All that being said, I don’t think you can go wrong with the JGAurora A5 printer. I know there are reviews out there that are more critical, but I’m a member of the official JGAurora Facebook group and they are listening to their members. For instance, after my Power supply issue on the A3S, they have updated it with a better unit that can handle the 100deg C temperature on the bed. Also, the first A5’s had issues. Like the 3D printed parts holding the Z axis smooth rods breaking in shipping. Now those parts are machined aluminum. The users complained the white panels were not fixed well and rattled. Now thes eare screwed in an are very secure.
One thing I have to criticize is that the filament run-out sensor has changed from the A3S, and isn’t as user-friendly. I had issues feeding the filament at the beginning, but I have since figured it out. The A3S extruder was easy to feed from the beginning. After leveling the bed and followed by weeks of constant printing, it has stayed level. The design makes it secure and keeps it level.
PRINT QUALITY: 9.5/10
Again, the quality of the prints is impressive. It prints as well as the industrial printer we use at work.

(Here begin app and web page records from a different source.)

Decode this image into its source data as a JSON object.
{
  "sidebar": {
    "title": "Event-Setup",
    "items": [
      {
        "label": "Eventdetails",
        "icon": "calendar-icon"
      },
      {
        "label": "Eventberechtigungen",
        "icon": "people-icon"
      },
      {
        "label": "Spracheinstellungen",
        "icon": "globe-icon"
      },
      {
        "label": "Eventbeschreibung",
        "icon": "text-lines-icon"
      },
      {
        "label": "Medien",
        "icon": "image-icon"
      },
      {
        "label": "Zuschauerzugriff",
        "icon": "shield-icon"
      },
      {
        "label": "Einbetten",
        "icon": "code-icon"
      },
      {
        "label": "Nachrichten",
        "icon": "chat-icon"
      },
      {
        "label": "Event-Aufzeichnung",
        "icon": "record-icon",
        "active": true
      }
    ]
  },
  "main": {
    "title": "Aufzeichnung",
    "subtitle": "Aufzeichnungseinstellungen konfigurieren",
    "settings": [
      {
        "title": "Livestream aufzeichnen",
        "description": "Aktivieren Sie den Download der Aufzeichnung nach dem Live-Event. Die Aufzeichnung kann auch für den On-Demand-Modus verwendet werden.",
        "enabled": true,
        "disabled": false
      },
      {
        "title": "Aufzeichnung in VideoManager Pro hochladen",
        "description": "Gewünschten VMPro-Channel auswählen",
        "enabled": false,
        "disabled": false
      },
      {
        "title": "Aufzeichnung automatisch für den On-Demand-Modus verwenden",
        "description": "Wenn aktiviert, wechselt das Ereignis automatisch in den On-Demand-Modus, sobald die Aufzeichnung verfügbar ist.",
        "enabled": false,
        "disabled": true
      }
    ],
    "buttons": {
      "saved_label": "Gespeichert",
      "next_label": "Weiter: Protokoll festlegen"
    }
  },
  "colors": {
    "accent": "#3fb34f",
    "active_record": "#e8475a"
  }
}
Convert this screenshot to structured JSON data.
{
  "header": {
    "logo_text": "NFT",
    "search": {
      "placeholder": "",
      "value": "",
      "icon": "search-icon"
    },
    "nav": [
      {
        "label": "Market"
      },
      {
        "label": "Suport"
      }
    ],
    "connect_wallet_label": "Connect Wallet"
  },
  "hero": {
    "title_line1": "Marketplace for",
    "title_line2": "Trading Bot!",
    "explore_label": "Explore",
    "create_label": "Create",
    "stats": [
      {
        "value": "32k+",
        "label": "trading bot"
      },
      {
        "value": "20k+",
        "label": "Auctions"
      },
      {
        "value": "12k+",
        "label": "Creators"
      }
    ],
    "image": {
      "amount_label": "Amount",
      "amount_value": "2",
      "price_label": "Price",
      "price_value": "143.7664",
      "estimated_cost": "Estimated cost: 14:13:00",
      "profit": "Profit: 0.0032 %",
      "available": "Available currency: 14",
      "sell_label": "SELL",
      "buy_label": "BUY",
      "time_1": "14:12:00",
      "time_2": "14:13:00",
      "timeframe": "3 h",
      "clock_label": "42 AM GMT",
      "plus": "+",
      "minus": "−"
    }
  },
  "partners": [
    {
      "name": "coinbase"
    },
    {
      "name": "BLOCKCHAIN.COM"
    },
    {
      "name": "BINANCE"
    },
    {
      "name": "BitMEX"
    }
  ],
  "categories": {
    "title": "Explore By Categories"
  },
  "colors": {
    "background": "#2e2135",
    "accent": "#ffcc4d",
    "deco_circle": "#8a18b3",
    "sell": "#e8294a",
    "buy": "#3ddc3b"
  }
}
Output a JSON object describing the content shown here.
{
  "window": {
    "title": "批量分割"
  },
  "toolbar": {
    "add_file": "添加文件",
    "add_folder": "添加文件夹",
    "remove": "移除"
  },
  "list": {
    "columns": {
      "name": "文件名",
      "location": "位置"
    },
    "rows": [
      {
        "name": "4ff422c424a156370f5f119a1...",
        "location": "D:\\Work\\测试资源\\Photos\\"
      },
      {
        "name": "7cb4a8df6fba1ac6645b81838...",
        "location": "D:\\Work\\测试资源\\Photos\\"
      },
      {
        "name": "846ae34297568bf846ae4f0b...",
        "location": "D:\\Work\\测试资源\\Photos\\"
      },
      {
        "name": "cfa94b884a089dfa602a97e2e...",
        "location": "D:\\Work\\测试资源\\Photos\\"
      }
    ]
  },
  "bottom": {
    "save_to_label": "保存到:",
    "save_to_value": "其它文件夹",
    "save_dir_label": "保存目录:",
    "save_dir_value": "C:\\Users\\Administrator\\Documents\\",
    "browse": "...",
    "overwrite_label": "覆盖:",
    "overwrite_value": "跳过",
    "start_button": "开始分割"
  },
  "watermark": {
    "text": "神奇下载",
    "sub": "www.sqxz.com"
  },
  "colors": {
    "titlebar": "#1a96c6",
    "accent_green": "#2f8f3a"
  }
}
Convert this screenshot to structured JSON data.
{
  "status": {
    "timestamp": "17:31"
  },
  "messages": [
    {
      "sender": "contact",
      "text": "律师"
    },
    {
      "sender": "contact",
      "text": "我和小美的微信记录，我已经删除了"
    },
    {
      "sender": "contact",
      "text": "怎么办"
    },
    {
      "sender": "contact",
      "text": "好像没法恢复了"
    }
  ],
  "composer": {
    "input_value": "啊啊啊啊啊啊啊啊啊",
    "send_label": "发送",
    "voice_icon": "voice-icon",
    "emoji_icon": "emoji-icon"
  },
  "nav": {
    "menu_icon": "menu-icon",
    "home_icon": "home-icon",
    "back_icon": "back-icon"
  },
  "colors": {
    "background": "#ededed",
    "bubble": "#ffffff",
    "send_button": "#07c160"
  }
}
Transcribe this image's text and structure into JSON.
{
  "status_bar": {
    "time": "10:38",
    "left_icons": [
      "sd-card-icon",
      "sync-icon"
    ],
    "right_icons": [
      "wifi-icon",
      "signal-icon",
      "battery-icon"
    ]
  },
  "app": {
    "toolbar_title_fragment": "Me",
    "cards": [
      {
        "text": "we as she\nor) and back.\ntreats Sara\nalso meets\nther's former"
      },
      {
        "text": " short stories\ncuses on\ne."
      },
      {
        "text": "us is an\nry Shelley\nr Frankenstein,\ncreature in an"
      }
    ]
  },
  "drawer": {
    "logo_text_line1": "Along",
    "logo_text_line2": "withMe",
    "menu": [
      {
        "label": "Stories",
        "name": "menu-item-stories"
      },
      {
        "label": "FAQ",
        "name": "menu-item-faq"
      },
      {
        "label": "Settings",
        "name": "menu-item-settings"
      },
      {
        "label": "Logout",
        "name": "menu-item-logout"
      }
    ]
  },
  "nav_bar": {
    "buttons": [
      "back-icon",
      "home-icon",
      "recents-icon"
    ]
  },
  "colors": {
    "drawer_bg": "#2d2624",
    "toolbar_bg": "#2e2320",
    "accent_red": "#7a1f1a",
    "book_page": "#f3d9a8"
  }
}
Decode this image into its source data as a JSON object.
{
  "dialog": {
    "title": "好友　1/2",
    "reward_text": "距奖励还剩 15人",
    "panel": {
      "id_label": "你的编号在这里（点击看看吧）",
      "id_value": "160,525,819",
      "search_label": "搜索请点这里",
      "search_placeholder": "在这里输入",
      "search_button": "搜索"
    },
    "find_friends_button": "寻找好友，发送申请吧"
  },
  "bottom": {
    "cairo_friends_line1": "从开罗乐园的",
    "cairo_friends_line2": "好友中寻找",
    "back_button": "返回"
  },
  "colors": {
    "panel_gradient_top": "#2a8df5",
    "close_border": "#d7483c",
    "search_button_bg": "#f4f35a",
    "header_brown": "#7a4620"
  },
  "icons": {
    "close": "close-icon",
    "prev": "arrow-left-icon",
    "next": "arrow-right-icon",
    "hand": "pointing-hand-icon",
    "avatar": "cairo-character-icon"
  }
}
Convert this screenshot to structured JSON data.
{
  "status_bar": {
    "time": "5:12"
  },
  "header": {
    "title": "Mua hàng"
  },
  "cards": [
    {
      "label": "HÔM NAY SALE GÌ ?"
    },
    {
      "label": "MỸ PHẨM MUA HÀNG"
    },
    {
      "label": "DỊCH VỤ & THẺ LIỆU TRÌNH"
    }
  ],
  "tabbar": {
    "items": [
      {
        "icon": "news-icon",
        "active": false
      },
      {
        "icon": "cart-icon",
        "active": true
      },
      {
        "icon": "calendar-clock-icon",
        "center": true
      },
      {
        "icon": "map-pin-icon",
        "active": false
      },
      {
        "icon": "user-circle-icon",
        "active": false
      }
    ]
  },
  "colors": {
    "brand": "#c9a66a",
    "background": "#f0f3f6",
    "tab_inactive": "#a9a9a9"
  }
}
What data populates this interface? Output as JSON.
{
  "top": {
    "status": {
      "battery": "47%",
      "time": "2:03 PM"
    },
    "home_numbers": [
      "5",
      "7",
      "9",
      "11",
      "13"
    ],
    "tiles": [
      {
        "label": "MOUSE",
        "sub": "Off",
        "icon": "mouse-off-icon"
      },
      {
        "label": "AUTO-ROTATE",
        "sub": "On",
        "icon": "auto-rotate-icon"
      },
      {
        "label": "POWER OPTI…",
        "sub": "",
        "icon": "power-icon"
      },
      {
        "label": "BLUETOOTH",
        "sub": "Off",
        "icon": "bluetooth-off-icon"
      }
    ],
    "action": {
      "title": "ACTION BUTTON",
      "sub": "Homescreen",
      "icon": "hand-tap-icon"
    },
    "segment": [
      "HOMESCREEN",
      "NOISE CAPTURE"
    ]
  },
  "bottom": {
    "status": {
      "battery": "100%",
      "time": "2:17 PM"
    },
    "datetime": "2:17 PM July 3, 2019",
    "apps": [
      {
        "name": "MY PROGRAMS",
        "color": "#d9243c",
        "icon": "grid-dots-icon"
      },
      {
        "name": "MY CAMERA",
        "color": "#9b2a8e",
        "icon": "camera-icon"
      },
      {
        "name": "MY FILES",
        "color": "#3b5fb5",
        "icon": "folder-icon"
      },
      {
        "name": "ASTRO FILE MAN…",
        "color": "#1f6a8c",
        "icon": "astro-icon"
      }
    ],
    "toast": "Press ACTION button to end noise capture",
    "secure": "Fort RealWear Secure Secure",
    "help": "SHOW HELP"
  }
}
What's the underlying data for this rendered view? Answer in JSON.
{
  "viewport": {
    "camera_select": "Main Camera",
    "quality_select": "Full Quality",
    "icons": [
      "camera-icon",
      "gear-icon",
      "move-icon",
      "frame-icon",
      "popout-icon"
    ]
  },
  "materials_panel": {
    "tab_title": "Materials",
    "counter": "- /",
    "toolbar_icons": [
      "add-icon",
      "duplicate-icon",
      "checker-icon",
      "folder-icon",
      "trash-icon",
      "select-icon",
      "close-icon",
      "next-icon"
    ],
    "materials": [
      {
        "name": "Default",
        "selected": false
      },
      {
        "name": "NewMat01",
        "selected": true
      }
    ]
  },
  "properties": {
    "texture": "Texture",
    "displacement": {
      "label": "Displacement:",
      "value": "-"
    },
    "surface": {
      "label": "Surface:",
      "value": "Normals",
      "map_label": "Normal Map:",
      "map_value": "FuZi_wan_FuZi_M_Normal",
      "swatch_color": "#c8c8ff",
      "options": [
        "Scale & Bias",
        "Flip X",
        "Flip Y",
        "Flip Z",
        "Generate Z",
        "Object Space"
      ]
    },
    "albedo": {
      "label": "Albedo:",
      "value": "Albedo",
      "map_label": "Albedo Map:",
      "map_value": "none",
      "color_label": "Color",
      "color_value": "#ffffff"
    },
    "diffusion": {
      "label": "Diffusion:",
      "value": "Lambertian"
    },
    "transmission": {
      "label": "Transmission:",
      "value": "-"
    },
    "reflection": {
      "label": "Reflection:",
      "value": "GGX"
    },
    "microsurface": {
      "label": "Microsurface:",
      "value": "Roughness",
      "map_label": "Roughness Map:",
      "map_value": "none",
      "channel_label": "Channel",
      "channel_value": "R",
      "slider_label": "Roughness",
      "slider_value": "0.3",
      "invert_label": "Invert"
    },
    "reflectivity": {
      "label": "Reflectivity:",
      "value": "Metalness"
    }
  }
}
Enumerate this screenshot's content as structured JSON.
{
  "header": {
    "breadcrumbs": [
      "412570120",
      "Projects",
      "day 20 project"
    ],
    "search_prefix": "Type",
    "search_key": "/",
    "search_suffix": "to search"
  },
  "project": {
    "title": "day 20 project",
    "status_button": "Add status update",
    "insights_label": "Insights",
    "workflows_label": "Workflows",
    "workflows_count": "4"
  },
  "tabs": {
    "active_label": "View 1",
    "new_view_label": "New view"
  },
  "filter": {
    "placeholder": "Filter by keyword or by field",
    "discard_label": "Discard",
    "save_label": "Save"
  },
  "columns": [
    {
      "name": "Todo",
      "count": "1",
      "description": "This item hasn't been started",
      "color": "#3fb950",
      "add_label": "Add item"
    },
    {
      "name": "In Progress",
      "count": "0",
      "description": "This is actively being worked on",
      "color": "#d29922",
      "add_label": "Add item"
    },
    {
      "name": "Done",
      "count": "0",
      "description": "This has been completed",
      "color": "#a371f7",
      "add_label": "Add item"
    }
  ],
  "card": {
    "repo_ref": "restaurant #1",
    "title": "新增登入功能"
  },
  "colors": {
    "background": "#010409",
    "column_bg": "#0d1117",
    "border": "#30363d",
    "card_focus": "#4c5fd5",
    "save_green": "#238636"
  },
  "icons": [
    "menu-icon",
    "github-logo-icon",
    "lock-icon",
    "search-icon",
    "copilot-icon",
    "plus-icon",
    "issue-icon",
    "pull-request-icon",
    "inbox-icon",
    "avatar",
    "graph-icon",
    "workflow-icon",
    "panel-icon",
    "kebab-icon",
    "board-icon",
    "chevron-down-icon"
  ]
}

BUILD QUALITY: 9/10
The build seems to keep space in mind. There is no wasted space like the other larger volume printers that keep the electronics in a tethered box attached to the printer. Simple to pick up and move, and doesn’t take much room on the desk.
USER INTERFACE AND NAVIGATION: 7/10
Although it has a nice colour touchscreen display, the sensitivity is an issue to me. I can’t say it’s a one-time deal as I have seen it in other reviews. But I know it can work as great as it does on my A3S.
VALUE FOR THE MONEY: 9/10
At $320 USD this printer is a steal. You can’t go wrong. It’s cheap but packed with features.